366 Songs 269: Too Tough To Die

There are days when everything gets on top of you, and you find yourself feeling that worrying sense of vertigo, even as you know that you’re standing upright and theoretically perfectly fine. On those days, dear friends, Martina Topley-Bird has this song for you, a simple one in which she reminds you that – like herself, of course – you should consider yourself too tough to die. If you don’t find yourself wanting to sing along to the chorus of this one, I suspect you need a whole lot more self-belief.

(I love the lyrics of this song; “The strange fruit swing” is a wonderful euphemism that plays off the Billie Holliday song, and yet brings a really strange sense of bleak humor to it. The swing? Really?)

And if Martina’s version isn’t enough for you, maybe you need this spectacular cover from Neneh Cherry and the Thing, from earlier this year:

Holy moley. More songs should sound like the sound of a messy, violent fight inside your head.

366 Songs 111: Baby Blue

I can remember seeing Tricky at some festival – T-in-the-Park, probably – back in the ’90s, just after the first album had come out and being just completely transfixed by Martina Topley-Bird, her stage presence and voice and the fact that there seemed something unworldly about her. She was, in many ways, the heart of Tricky 1.0, and as that act/performer/group/whatever fell apart (Seriously, that third album? Not so good), she was what I found myself missing the most. Cut to years later, and this song from her second solo album: There’s a lightness on it that betrays the touch of producer Danger Mouse, but the retro girlband sound works here – There’s something suitably dreamy about the way it shimmies around Topley-Bird’s vocal, all handclaps and tinkling synthetic ivories, disguising the sadness at the heart of the lyrics (“Baby blue/I don’t know what you do when you call to me,” she sings, apparently about a boy who’s oblivious to what’s really going on in her heart and her mind).

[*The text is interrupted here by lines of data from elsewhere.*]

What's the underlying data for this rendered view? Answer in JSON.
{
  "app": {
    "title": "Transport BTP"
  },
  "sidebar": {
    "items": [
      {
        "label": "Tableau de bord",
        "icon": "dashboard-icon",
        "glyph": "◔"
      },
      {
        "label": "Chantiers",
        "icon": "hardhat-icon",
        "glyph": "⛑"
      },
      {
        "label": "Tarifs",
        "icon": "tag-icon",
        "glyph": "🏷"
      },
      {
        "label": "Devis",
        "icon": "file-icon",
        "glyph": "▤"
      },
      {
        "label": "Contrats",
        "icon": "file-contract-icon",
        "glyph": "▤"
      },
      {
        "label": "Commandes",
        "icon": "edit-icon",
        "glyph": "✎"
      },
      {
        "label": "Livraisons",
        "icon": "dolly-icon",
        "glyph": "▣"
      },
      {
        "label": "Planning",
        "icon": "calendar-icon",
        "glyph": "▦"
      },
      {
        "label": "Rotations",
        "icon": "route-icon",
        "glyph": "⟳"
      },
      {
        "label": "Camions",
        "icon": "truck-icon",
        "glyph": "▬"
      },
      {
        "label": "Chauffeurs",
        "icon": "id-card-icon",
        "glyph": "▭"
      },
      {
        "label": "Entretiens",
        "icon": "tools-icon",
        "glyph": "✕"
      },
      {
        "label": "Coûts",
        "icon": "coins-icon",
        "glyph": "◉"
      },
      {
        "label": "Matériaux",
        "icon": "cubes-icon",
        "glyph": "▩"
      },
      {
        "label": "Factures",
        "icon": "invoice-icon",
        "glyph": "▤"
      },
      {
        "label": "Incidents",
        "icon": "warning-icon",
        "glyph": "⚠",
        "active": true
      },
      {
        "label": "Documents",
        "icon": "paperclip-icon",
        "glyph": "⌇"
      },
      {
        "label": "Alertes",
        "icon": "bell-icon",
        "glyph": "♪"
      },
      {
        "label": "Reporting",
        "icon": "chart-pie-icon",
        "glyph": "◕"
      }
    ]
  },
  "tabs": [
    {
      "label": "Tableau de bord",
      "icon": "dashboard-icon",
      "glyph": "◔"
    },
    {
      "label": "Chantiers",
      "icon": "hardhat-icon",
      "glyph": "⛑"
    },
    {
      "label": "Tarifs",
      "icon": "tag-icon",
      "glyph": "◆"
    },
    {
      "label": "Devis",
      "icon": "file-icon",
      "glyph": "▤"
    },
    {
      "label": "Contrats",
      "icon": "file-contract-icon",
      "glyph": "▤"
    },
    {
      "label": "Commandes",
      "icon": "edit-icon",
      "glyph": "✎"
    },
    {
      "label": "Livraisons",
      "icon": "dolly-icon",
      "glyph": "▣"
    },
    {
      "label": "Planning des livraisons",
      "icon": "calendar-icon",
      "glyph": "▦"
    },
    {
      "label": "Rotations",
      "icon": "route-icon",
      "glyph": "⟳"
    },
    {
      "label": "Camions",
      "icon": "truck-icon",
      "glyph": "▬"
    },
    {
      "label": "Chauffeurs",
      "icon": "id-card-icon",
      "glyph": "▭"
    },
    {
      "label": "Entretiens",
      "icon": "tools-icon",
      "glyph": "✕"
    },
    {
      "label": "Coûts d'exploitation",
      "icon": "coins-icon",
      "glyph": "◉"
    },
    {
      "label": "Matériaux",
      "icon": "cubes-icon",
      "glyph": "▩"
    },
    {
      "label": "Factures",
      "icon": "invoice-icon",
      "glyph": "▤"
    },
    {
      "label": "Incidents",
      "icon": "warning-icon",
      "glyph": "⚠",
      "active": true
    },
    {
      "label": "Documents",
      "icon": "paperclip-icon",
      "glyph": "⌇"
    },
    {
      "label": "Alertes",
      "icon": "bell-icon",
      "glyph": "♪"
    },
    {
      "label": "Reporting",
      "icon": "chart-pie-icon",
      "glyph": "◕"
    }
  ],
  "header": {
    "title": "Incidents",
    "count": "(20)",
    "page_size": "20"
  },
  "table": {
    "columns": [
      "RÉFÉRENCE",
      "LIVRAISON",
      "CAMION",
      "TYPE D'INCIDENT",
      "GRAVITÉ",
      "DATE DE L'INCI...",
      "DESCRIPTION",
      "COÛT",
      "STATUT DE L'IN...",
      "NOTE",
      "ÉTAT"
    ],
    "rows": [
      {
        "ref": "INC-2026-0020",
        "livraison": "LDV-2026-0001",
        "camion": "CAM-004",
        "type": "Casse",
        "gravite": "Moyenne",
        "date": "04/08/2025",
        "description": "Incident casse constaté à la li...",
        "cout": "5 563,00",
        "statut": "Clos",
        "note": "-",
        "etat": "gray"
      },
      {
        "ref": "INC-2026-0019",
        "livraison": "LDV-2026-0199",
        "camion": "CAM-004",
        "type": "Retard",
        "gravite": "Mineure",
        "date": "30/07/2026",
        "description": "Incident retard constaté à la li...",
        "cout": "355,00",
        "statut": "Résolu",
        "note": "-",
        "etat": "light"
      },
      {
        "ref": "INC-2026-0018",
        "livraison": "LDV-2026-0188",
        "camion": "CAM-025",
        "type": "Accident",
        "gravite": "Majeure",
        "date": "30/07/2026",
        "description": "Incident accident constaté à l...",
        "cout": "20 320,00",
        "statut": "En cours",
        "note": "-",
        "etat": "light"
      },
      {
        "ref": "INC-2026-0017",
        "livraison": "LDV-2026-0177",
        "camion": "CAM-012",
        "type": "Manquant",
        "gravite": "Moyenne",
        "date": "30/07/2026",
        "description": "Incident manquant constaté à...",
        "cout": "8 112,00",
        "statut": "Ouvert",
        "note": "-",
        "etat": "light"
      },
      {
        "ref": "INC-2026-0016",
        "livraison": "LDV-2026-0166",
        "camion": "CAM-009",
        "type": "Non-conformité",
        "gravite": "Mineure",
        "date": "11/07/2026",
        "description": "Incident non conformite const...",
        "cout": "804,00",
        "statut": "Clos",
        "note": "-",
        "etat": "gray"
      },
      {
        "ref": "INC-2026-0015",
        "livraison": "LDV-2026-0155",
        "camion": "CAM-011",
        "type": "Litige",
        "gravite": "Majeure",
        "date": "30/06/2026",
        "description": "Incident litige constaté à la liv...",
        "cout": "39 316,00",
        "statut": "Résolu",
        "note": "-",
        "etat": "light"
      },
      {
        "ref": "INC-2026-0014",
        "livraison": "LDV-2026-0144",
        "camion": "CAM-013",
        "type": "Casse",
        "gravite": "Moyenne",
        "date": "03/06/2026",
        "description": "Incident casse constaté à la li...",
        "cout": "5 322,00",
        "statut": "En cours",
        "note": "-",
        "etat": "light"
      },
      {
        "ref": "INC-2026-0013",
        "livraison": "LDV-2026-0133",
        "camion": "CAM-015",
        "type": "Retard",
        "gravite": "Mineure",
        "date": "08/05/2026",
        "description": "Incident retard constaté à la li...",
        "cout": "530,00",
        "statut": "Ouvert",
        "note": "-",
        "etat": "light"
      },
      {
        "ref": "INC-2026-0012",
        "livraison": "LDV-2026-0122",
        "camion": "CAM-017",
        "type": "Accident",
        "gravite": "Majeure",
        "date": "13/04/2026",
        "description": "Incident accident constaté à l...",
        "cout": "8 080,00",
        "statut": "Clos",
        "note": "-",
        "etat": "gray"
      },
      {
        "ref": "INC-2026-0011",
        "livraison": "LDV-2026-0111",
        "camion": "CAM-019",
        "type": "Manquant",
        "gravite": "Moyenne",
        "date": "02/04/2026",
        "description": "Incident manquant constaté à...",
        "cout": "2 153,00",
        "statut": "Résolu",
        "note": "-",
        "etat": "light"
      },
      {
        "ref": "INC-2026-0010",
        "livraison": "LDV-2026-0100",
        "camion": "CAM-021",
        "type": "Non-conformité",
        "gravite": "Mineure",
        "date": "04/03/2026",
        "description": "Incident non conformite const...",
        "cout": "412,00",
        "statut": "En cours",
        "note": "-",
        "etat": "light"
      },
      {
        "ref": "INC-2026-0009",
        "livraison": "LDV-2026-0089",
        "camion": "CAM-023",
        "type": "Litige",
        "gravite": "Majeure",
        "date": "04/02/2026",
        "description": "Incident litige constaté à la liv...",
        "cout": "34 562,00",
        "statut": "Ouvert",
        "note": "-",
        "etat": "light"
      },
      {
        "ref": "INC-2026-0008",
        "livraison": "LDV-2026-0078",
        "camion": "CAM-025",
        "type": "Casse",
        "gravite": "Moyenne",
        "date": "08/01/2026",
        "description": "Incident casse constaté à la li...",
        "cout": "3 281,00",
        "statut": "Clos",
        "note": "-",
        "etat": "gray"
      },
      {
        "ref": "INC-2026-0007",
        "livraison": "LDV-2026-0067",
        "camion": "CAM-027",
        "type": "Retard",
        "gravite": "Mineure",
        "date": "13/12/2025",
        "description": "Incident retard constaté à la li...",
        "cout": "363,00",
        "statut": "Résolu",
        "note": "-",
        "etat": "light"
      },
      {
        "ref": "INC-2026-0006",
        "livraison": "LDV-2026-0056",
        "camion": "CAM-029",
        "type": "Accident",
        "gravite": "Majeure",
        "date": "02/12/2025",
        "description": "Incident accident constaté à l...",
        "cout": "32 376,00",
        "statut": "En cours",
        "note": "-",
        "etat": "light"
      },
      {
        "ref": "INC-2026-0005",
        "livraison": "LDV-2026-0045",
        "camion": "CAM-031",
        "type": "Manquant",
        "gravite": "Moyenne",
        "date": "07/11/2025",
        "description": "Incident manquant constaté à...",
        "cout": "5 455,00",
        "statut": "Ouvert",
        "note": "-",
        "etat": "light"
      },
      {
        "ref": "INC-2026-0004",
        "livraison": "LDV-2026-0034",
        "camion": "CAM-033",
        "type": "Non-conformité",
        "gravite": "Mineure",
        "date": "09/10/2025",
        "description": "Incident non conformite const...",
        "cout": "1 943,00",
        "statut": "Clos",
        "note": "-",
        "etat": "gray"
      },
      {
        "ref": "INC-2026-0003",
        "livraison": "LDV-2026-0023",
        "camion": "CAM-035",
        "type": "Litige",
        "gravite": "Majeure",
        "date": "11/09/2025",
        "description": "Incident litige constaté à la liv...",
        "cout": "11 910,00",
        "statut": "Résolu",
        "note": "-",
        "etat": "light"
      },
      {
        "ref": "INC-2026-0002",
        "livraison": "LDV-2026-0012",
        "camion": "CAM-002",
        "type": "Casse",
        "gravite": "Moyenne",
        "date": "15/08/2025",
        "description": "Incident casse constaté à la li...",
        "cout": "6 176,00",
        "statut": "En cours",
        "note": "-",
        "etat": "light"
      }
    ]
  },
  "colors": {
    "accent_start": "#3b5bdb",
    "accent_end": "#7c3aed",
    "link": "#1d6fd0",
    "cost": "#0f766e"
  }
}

Topley-Bird’s solo stuff is disappointing in its unevenness, but when it’s like this, I find myself wanting more.